■ REQUIREMENT
Repeat every record below exactly, but leave out any pictures.

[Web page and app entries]
-----

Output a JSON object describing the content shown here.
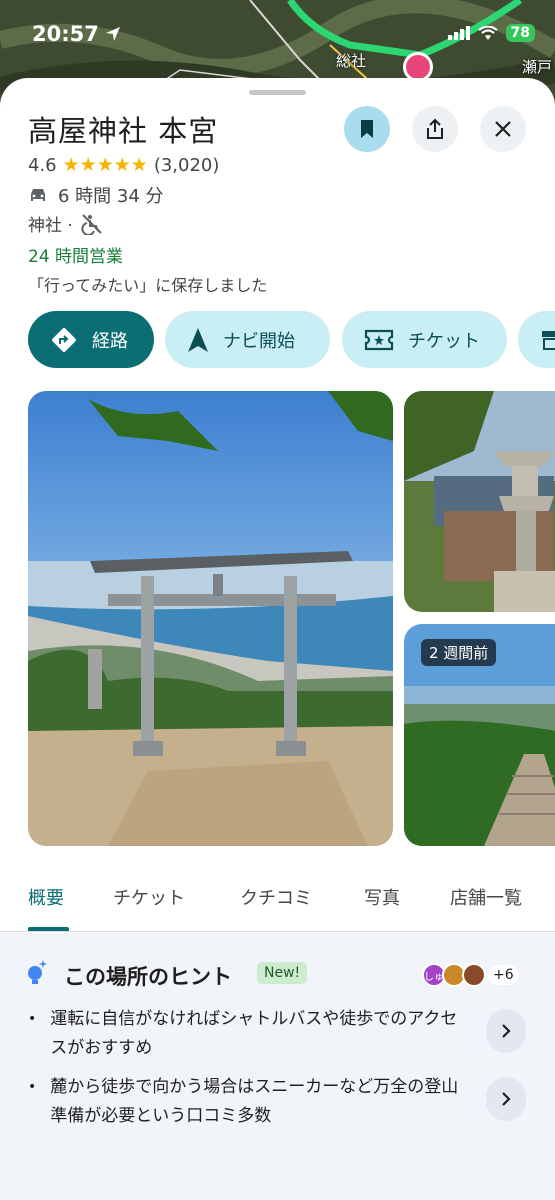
{
  "status": {
    "time": "20:57",
    "battery": "78"
  },
  "map": {
    "labels": [
      "総社",
      "瀬戸"
    ]
  },
  "place": {
    "title": "高屋神社 本宮",
    "rating": "4.6",
    "stars": "★★★★★",
    "review_count": "(3,020)",
    "drive_time": "6 時間 34 分",
    "category": "神社 ·",
    "hours": "24 時間営業",
    "saved_note": "「行ってみたい」に保存しました"
  },
  "actions": {
    "route": "経路",
    "navi": "ナビ開始",
    "ticket": "チケット"
  },
  "photos": {
    "badge": "2 週間前"
  },
  "tabs": [
    "概要",
    "チケット",
    "クチコミ",
    "写真",
    "店舗一覧"
  ],
  "hints": {
    "title": "この場所のヒント",
    "new_badge": "New!",
    "avatar_text": "しゅ",
    "extra_count": "+6",
    "items": [
      "運転に自信がなければシャトルバスや徒歩でのアクセスがおすすめ",
      "麓から徒歩で向かう場合はスニーカーなど万全の登山準備が必要という口コミ多数"
    ]
  },
  "colors": {
    "accent": "#0b6e74",
    "chip_bg": "#c9eef5",
    "open_green": "#188038",
    "star": "#f4b400"
  }
}
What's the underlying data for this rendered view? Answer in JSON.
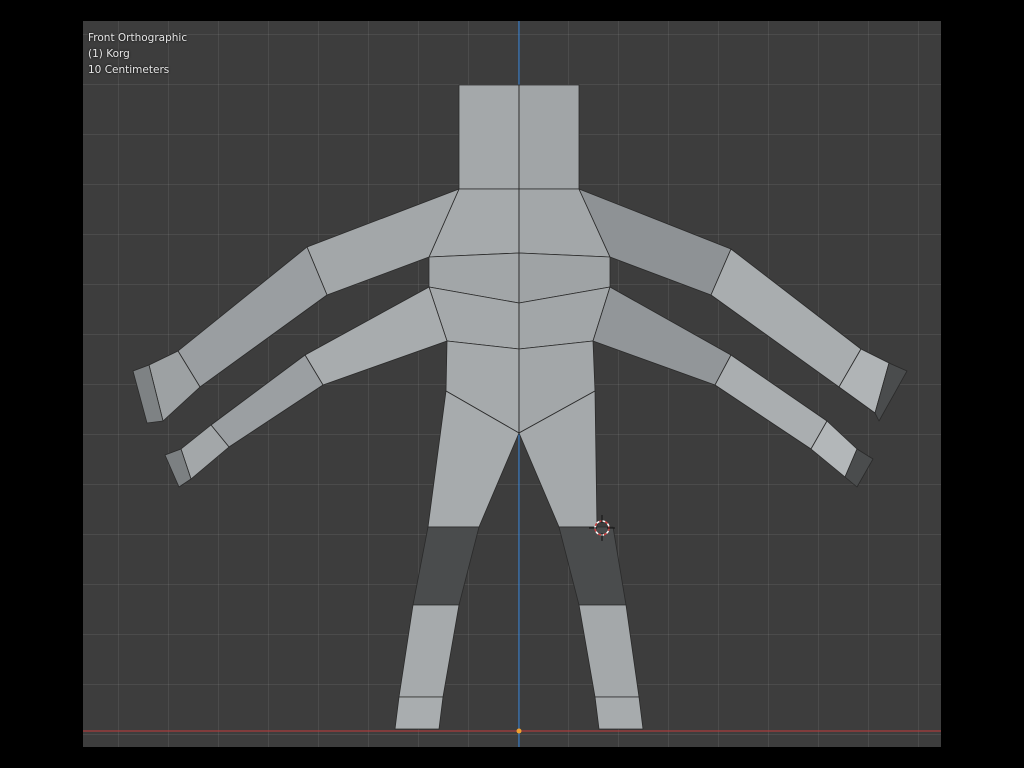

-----

■ YOUR SOLUTION
Output a JSON object describing the content shown here.
{
  "status": {
    "time": "20:57",
    "battery": "78"
  },
  "map": {
    "labels": [
      "総社",
      "瀬戸"
    ]
  },
  "place": {
    "title": "高屋神社 本宮",
    "rating": "4.6",
    "stars": "★★★★★",
    "review_count": "(3,020)",
    "drive_time": "6 時間 34 分",
    "category": "神社 ·",
    "hours": "24 時間営業",
    "saved_note": "「行ってみたい」に保存しました"
  },
  "actions": {
    "route": "経路",
    "navi": "ナビ開始",
    "ticket": "チケット"
  },
  "photos": {
    "badge": "2 週間前"
  },
  "tabs": [
    "概要",
    "チケット",
    "クチコミ",
    "写真",
    "店舗一覧"
  ],
  "hints": {
    "title": "この場所のヒント",
    "new_badge": "New!",
    "avatar_text": "しゅ",
    "extra_count": "+6",
    "items": [
      "運転に自信がなければシャトルバスや徒歩でのアクセスがおすすめ",
      "麓から徒歩で向かう場合はスニーカーなど万全の登山準備が必要という口コミ多数"
    ]
  },
  "colors": {
    "accent": "#0b6e74",
    "chip_bg": "#c9eef5",
    "open_green": "#188038",
    "star": "#f4b400"
  }
}
What's the underlying data for this rendered view? Answer in JSON.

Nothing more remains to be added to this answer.